Months before the first primaries, Jeb Bush and his allies are building a data-driven operation to turn out voters in the general election much later — spending heavily on the assumption he will overcome his sluggish start and win the Republican presidential nomination.
It’s a strategy aimed at avoiding a 2016 repeat of the GOP’s glaring deficiencies in using technology to get their supporters to vote four years ago. But it’s already hit a roadblock.
Bush and his advisers have abandoned plans to link some of the technology efforts of his formal campaign and an allied super PAC by contracting with a single company. That firm could have provided both groups with the same data on the electorate from which to work — everything from names and addresses of voters to their hobbies and number of children.
The developments — the plans and the backtracking — illustrate both the ambitions and limitations of Bush’s 2016 experiment to expand the role of his super PAC beyond paying for television advertising and into work traditionally performed by campaigns.
Super political action committees, an outgrowth of the 2010 Supreme Court ruling known as Citizens United, can accept donations of any size. But they cannot coordinate their actions with candidates’ campaigns, which are limited to collecting individual donations of no more than $2,700 per election.
In 2012, the super PAC backing GOP nominee Mitt Romney essentially did nothing with its money but run television ads. The Associated Press reported in April that Bush planned to build his super PAC, known as Right to Rise USA, into an operation that would do much more. The super PAC’s data-targeting operation is the first clear sign of that effort.
Such data operations will have value as GOP voters select their nominee. But their worth will grow significantly in the general election, when the number of voters Bush would need to motivate grows from tens of thousands to tens of millions.
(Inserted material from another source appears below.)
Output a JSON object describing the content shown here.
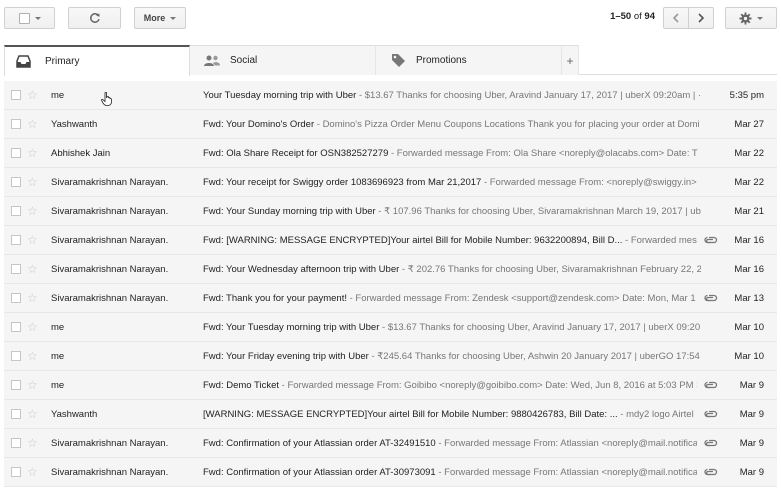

Before Bush formally declared his candidacy in June, his would-be campaign officials and those at Right to Rise had decided to use the same digital data provider, according to Bush aides and others familiar with the operations.
By sharing the vendor, Right to Rise would have had a good idea who the campaign was trying to reach — and could complement that effort or expand on it.
But several Bush aides and others familiar with the planning said campaign officials later concluded the setup would make it too easy for the two entities to trade information back and forth, and would have required a complicated firewall to keep the information separate. They spoke on condition of anonymity, because they were not authorized to publicly discuss the campaign’s strategy.
Right to Rise USA spokesman Paul Lindsay told AP that one of the group’s priorities is “to locate, persuade and mobilize both primary and general election voters using traditional and innovative techniques,” including via a digital voter tracking system.
Meanwhile, the Bush campaign has already used its data system to run thousands of tests simulating the primary elections in the first four states to vote and is building detailed profiles of voters, campaign manager Danny Diaz said in a memo sent last week.
The vendor the Bush team selected to serve both the campaign and super PAC was Digital Core Campaign, run by a former Facebook engineer and Republican National Committee official named Andy Barkett.
The Bush campaign has spent just shy of $140,000 with the firm for “web services,” according to a report filed last week with the Federal Election Commission. The super PAC, which is on a different disclosure schedule, paid the company about $426,000 for “database management” before July 1.
While the Bush aides cited concerns about illegal coordination as the reason to abandon the shared-vendor concept, two people familiar with the separation cited creative differences between campaign officials and Barkett. He is still working with Right to Rise.
They spoke on anonymity, because they were not authorized to discuss the developments publicly by name.
The Bush teams’ focus on creating a data system designed to win the general election reflects their confidence after jointly raising more than $127 million through the end of September. That figure includes the $103 million brought in by the super PAC in the first six months of the year.
They are mindful of the missteps made by Romney, whose campaign was far behind President Barack Obama’s team in building its voter outreach technology by the time Romney secured the nomination. At a retreat in South Florida for Right to Rise in April, donors were told their money would be used to create a sophisticated data and voter targeting operation.
“I think they were aggressive in what they did,” said Bill Kunkler, a Chicago-area private equity company executive and Bush donor. “But I can see if they were getting into a gray area that they would back off.”
Republished with permission of the Associated Press.